As clear skies and warm weather return to Oklahoma this weekend, residents across the state are dealing with the aftermath of tornado and flooding damage.
Severe weather inundated the state during the first week of May, including multiple EF1 and EF2 tornadoes, heavy rainfall, hail and flooding. Northeastern Oklahoma was most impacted by flooding, while central Oklahoma saw most of the tornadic activity.
Residents, relief organizations and volunteers are coming together to clean up damage and help those in need.
By the numbers: Oklahomans impacted by May severe weather
In the first week of May, Oklahoma saw 12 tornadoes touch down in central and eastern parts of the state. Of those, four have an unknown rating on the EF scale, six were given an EF1 rating and two were EF2 tornadoes.
The tornado that struck Seminole on Wednesday night left EF2 damage, according to the National Weather Service. That tornado was nearly a mile wide, had multiple vortexes and its path totaled 31 miles.
Also on Wednesday, Earlsboro was hit by an EF1 and an EF2 tornado, leaving damage to a family ranch and Earlsboro Public Schools.
More than 16,000 Oklahoma Gas and Electric Co. customers were without power by 9:30 p.m. Monday night. After Wednesday’s storms, more than 7,600 customers didn’t have power.
That number was down to 2,400 customers in Seminole and Earlsboro as of 12:45 p.m. Friday. Damage from the storm impacted 180 poles, 48 transformers and 55,000 feet of wire, according to OG&E.
There were 21 storm-related injuries reported as of 7 p.m. Thursday night, according to the Oklahoma Emergency Management Department, including five cuts, 10 falls and six transportation-related injuries.
At least five homes in Pottawatomie County were damaged from Wednesday’s storms, but Seminole County officials still were assessing damage Friday.
In eastern Oklahoma, the weather took a different turn. Homes were flooded, and roads were closed due to high water.
Two fire trucks were damaged during water rescues in Muskogee. Between 30 and 40 homes in Bixby were evacuated due to the flooding of Snake Creek.
The Environmental Quality Department reported an impact to three public water systems and one public wastewater system.
What support is available for Oklahomans with tornado or flooding damage?

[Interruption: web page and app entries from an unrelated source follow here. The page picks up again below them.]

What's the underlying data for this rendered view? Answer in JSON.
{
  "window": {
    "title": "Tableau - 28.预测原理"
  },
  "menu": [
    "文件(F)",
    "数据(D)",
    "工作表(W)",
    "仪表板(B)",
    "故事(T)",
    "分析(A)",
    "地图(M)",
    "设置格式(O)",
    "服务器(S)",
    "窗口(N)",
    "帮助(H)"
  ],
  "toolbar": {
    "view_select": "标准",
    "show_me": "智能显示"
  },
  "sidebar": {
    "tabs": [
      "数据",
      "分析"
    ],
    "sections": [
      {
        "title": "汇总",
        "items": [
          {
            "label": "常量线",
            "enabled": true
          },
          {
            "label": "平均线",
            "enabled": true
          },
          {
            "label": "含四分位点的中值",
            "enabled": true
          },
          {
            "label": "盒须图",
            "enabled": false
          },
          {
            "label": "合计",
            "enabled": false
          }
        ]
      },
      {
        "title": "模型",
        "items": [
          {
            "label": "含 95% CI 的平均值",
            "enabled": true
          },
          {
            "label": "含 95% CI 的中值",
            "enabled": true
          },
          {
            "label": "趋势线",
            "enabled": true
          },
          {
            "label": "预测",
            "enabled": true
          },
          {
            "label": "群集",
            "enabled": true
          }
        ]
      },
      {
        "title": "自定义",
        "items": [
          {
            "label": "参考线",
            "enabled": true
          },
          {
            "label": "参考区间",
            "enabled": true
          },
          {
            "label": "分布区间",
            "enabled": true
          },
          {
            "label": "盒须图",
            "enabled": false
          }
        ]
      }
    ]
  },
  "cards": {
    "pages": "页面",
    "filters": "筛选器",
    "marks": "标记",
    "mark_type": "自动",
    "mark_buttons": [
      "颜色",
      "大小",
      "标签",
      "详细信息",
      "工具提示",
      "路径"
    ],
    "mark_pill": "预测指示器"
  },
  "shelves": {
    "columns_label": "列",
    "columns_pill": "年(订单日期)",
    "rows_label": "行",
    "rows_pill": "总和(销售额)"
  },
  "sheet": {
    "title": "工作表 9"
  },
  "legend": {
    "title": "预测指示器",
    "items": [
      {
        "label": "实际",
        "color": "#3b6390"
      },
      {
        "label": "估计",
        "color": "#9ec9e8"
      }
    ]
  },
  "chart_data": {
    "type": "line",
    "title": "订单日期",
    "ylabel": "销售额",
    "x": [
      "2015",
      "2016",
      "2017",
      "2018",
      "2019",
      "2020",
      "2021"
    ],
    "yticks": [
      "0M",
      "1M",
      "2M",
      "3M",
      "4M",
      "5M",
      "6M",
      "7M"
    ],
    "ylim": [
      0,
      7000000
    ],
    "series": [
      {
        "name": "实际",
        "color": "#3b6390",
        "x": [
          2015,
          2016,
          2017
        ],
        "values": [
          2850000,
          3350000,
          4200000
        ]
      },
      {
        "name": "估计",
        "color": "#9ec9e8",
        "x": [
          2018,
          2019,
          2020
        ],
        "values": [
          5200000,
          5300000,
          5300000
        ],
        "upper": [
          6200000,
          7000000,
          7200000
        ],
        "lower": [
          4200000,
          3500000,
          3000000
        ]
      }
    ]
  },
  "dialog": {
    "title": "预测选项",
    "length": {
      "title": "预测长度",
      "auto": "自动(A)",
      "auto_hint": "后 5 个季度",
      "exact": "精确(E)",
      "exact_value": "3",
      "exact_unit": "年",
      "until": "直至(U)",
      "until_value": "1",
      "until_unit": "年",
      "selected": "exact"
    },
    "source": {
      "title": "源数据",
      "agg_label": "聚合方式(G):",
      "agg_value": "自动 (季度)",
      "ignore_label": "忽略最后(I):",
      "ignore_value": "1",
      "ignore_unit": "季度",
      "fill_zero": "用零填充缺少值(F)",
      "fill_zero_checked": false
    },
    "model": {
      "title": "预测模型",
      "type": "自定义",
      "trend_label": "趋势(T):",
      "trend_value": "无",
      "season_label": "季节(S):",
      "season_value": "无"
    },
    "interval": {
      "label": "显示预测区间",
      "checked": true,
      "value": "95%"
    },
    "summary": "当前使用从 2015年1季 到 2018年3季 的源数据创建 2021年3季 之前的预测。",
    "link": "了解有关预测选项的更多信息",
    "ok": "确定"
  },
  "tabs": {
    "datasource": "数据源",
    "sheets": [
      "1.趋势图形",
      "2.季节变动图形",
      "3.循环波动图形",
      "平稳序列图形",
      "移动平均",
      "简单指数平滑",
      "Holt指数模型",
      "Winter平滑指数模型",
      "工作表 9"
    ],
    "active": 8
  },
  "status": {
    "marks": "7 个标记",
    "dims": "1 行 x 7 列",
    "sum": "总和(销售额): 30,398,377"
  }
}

Help is available for those with storm damage from multiple organizations.
The following Red Cross of Oklahoma shelters are open:
- Kelly Haney Center, Seminole State College, 35390 State Highway 9, Seminole
- New Beginnings Church, 4104 E 151st Street S, Bixby
- First United Methodist Church, 600 E Okmulgee, Muskogee
The Salvation Army is providing food in Seminole and Bixby, and the Southern Baptist Disaster Relief has a kitchen set up at First Baptist Church in Seminole.
The city of Seminole was distributing supplies, including water, gloves, tarps, batteries, flashlights and plywood, on Friday for those affected by the storm.
Any Seminole homeowners needing help with chainsaw work, roof tarping or debris cleanup can contact the Samaritan’s Purse at 580-374-5819.
The city of Muskogee is offering its bulk waste pickup service for free as residents assess flood damage.
How to help
Volunteers are welcome in Seminole, including for Samaritan’s Purse, which will start orientation for volunteer work everyday at 7:30 a.m. and 12:30 p.m. at Immanuel Fellowship Church starting Monday.
To find out more about volunteering with Samaritan’s Purse, call 580-374-5817.
A Go Fund Me page has collected nearly $14,000 in donations for The Academy of Seminole, a charter school that sustained damage from Wednesday’s tornado.